(DATA SUPPLIED begins)
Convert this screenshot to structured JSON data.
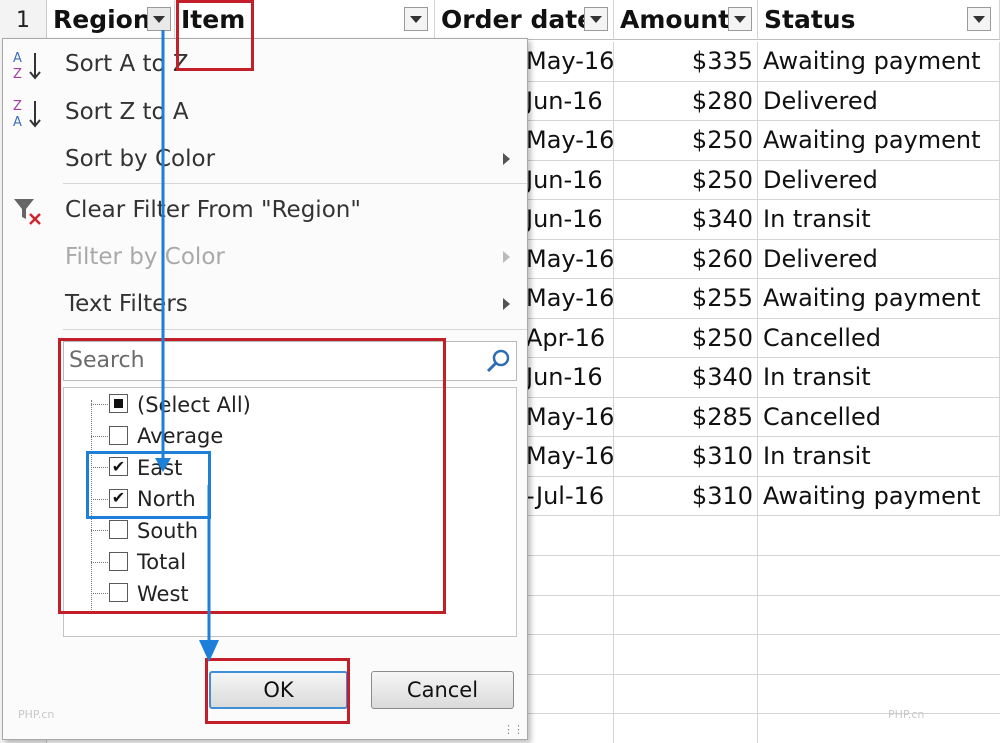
{
  "row_number": "1",
  "columns": [
    {
      "label": "Region",
      "filtered": true
    },
    {
      "label": "Item",
      "filtered": false
    },
    {
      "label": "Order date",
      "filtered": false
    },
    {
      "label": "Amount",
      "filtered": false
    },
    {
      "label": "Status",
      "filtered": false
    }
  ],
  "rows": [
    {
      "order_date": "May-16",
      "amount": "$335",
      "status": "Awaiting payment"
    },
    {
      "order_date": "Jun-16",
      "amount": "$280",
      "status": "Delivered"
    },
    {
      "order_date": "May-16",
      "amount": "$250",
      "status": "Awaiting payment"
    },
    {
      "order_date": "Jun-16",
      "amount": "$250",
      "status": "Delivered"
    },
    {
      "order_date": "Jun-16",
      "amount": "$340",
      "status": "In transit"
    },
    {
      "order_date": "May-16",
      "amount": "$260",
      "status": "Delivered"
    },
    {
      "order_date": "May-16",
      "amount": "$255",
      "status": "Awaiting payment"
    },
    {
      "order_date": "Apr-16",
      "amount": "$250",
      "status": "Cancelled"
    },
    {
      "order_date": "Jun-16",
      "amount": "$340",
      "status": "In transit"
    },
    {
      "order_date": "May-16",
      "amount": "$285",
      "status": "Cancelled"
    },
    {
      "order_date": "May-16",
      "amount": "$310",
      "status": "In transit"
    },
    {
      "order_date": "-Jul-16",
      "amount": "$310",
      "status": "Awaiting payment"
    }
  ],
  "filter_menu": {
    "sort_az": "Sort A to Z",
    "sort_za": "Sort Z to A",
    "sort_by_color": "Sort by Color",
    "clear_filter": "Clear Filter From \"Region\"",
    "filter_by_color": "Filter by Color",
    "text_filters": "Text Filters",
    "search_placeholder": "Search",
    "items": [
      {
        "label": "(Select All)",
        "state": "partial"
      },
      {
        "label": "Average",
        "state": "unchecked"
      },
      {
        "label": "East",
        "state": "checked"
      },
      {
        "label": "North",
        "state": "checked"
      },
      {
        "label": "South",
        "state": "unchecked"
      },
      {
        "label": "Total",
        "state": "unchecked"
      },
      {
        "label": "West",
        "state": "unchecked"
      }
    ],
    "ok_label": "OK",
    "cancel_label": "Cancel"
  },
  "icons": [
    "sort-a-to-z-icon",
    "sort-z-to-a-icon",
    "clear-filter-icon",
    "search-icon",
    "filter-dropdown-icon",
    "checkmark-icon"
  ],
  "colors": {
    "annotation_red": "#c21f2b",
    "annotation_blue": "#1e7fd8"
  },
  "watermarks": [
    "PHP.cn",
    "PHP.cn"
  ]
}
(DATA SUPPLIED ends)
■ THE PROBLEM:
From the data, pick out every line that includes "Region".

■ RESULT FOR THIS TASK:
      "label": "Region",
    "clear_filter": "Clear Filter From \"Region\"",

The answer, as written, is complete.